Hair of the Monkey That Bit You

Eric Lis

Are your players bored and unimpressed when you attack them with wolves and snakes and other mundane animals? Time to hit them with monkeys.

So here’s something I discovered while looking up something totally unrelated: there’s apparently a fairly large scientific literature about monkey bites. This literature is by no means as rich as that on dog or human bites, but none the less, a certain number of research studies have been conducted on monkey bites, and the bulk of this research shows that monkey bites are surprisingly dangerous. We think of monkeys as being reasonably harmless, because they tend to be small and cute and cuddly and non-venomous, but the truth is that they can be vile little repositories of disease and pestilence… which is just another way in which they’re more like humans than we often care to admit.

Much of the research on monkey bites comes from outside of the US – very few US states having large native populations of non-human primates, after all – and much of the data has specifically been collected about, for example, tourism workers, pet owners, and soldiers. Monkey bites seem to actually be among the important health risks for American soldiers in Afghanistan, although the actual number of soldiers with serious health outcomes from monkey bites pales in comparison to, say, bombs and bullets, so it hasn’t drawn much media attention.

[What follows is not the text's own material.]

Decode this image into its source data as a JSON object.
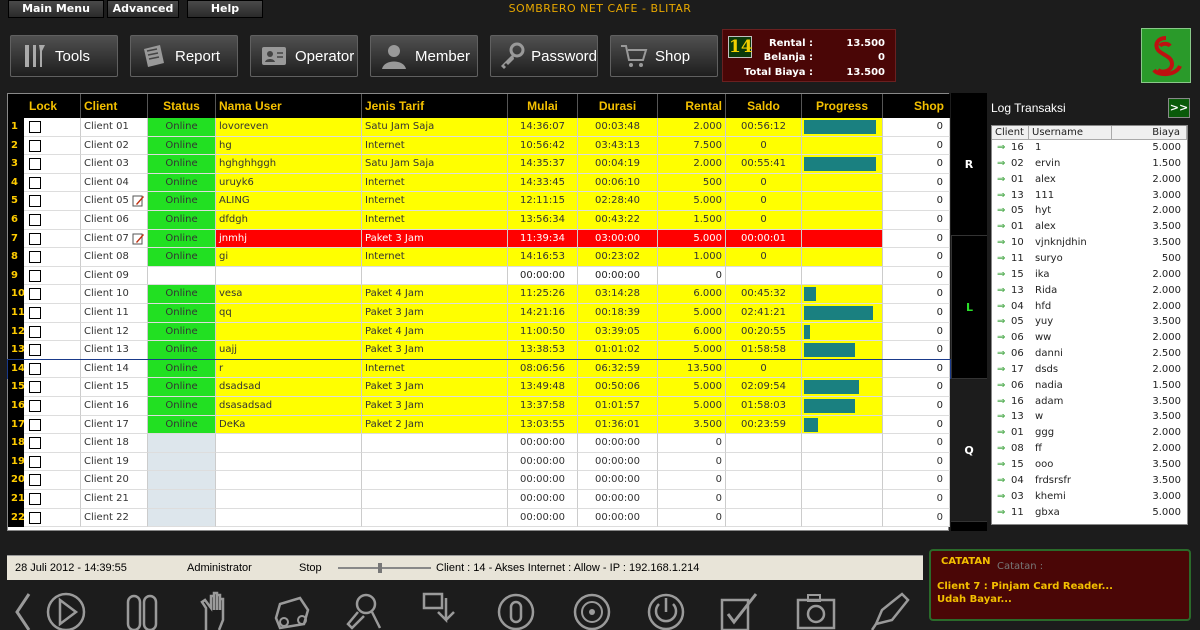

Monkey bites pose a danger in two broad categories: the physical trauma of the bite, and the infections which can follow. The physical trauma from small animal bites tends not to be terribly severe, but the infections can be major problems, particularly if the healers don’t know how high the risk of infection is and simply close a wound without properly preventing them. Monkey bites can carry a number of infections which North American doctors in particular aren’t trained to worry about. These infections include tetanus and rabies, which are fairly straightforward to use in a game and potentially tremendous fun to inflict on players, but also an atypical strain of the herpes virus known as B-virus. B-virus is a virus which seems to be normal to find in some species of monkey, and they seem not to suffer any ill effects from it much as we suffer no symptoms from being colonized by the bacteria in our guts. Humans, on the other hand, suffer an array of symptoms when infected with B-virus, the most important of which is brain infection. When the virus enters the body, usually in an extremity such as a hand, it enters the nerves and travels up into the brain, where it causes weakness, confusion, and death. With rapid treatment the spread of the virus can be stopped, but much of the neurological damage that it causes seems to be irreversible. On the one hand, B-virus is extremely rare and only about 30 cases have ever been reported, but on the other hand, about two thirds of those have ended in death and, based on the small number of cases that didn’t receive meaningful treatment, the mortality rate without care is thought to be about 70-80%.

Monkey bites might be a nasty trick for a storyteller to play on a group of PCs because, of course, PCs don’t usually routinely cast disease-removing spells after every fight. However rare B-virus might be in real life, a storyteller can always fudge numbers a bit in a game. Suppose that a jungle druid sends a swarm of biting moneys at a party, and every party member takes at least one point of damage. Within a couple of day, two or three party members begin to show signs of tetanus or rabies, which both cause ability damage and can be scary enough. The party cleric expends resources healing those characters, but unknowingly, a more insidious infection is brewing in another party member, who soon begins suffering Dexterity, Wisdom, and Charisma damage at an alarming rate. This series of infections may catch players as they run short of healing and restoration magic, forcing them to ration their spells as their ability scores drop or making them worried when the next person will fall ill. If they fail to make the link between the monkey attack and the infections then this may be so much the better, as this may set them off trying to protect themselves from magically-induced diseases or environmental miasmas or whatever other convoluted explanations their imaginations come up with. As with any good storytelling device, once you get the players started, they’ll do a lot of the storytelling work themselves and give you ample material to work with. 

More than four years ago, Dr. Eris Lis, M.D., began writing a series of brilliant and informative posts on RPGs through the eyes of a medical professional, and this is the one that appeared here on September 26, 2015. Lis is a physician, gamer, and author of the Skirmisher Publishing LLC OGL sourcebook Insults & Injuries, which is also available for the Pathfinder RPG system